            This will be about Bonanza Flats, a large and attractive piece of undeveloped land just beyond the Guardsman Pass at the head of Big Cottonwood Canyon.  I became fond of that place some 24 years ago as I arrived here from the east coast, having driven and camped myself across the country.  I am not fond of superhighways, so when I discovered a back-country way to enter Salt Lake City from the east side, I took it.  It brought me up and through the beautiful Bonanza Flats, and I took my time, enjoying and photographing the scenery before descending into the valley.

            But no piece of mountain scenery is safe as long as there is money lying around waiting to be spent on mansions and resorts.  Bonanza Flats is on our minds because its urban neighbor, Park City, is scheming to take it off the market and turn it into permanent open space.  Park City proposes to float a bond issue of some $25 million to be ready in case it comes on the market in that price range.  Bravo….Park City.

            Bonanza Flats is 1,400 acres of undeveloped and pristine ground traversed by Guardsman Pass Road in unincorporated Wasatch County at the upper elevations of the Wasatch Mountains. It is scenic mountain land with alpine terrain of dramatic stands of conifers, large aspen groves, steep cliffs, alpine lakes, and open meadows.

            Unfortunately, Park City is not the only schemer in the neighborhood.  At least one developer has expressed an interest in turning it into a high-end mountain resort.  The prospect of a private, exclusive club for the wealthy with golfing, horseback riding, fishing, skiing et cetera is beyond frightening.

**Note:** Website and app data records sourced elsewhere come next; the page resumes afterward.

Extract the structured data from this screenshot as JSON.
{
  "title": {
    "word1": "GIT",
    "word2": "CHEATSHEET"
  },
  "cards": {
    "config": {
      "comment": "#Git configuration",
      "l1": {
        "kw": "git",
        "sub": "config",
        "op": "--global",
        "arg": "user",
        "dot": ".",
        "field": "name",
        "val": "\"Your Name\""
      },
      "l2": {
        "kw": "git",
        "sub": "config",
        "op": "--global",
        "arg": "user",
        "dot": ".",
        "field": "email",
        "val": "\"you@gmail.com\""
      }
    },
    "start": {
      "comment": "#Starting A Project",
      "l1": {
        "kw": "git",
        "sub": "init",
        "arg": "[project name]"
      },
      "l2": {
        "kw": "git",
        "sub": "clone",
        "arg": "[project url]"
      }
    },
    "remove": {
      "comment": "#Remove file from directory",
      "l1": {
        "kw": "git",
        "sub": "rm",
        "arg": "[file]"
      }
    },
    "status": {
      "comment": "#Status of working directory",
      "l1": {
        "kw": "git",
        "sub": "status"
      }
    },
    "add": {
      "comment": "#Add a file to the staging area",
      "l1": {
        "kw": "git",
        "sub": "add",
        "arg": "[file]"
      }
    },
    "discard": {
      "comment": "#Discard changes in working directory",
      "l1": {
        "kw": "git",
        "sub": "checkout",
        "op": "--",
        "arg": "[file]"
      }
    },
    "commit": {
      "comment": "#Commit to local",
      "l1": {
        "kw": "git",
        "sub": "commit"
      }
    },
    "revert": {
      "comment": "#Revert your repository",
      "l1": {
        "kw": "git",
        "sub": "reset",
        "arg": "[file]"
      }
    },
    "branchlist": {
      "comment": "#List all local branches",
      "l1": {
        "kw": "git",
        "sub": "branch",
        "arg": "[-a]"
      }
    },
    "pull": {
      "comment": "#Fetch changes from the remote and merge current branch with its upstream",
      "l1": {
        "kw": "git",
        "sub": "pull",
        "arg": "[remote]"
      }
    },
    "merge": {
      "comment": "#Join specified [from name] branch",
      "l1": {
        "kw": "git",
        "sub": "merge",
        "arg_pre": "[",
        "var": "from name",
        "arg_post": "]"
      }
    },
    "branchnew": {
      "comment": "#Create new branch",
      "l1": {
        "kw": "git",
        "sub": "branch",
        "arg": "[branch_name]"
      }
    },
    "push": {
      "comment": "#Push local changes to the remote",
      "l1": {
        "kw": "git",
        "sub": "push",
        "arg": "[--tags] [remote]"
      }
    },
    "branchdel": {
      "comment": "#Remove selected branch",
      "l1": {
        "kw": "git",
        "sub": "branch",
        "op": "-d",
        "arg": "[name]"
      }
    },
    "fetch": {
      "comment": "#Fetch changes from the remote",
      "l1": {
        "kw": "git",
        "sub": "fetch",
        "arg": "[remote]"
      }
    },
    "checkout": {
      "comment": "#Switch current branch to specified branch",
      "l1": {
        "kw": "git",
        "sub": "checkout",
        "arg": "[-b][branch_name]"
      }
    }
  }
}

            We suggest that Park City is not the only entity that should be interested, as it will benefit  citizens of three counties to have that open space not only preserved but opened up for public enjoyment.  The three are Wasatch County, where the Flats lie, plus the contiguous Salt Lake and Summit Counties.  All of us can benefit from an immense public playground of such beauty.

            Let’s applaud Park City and urge our Wasatch Front leaders to join the campaign for the preservation of the Bonanza Flats.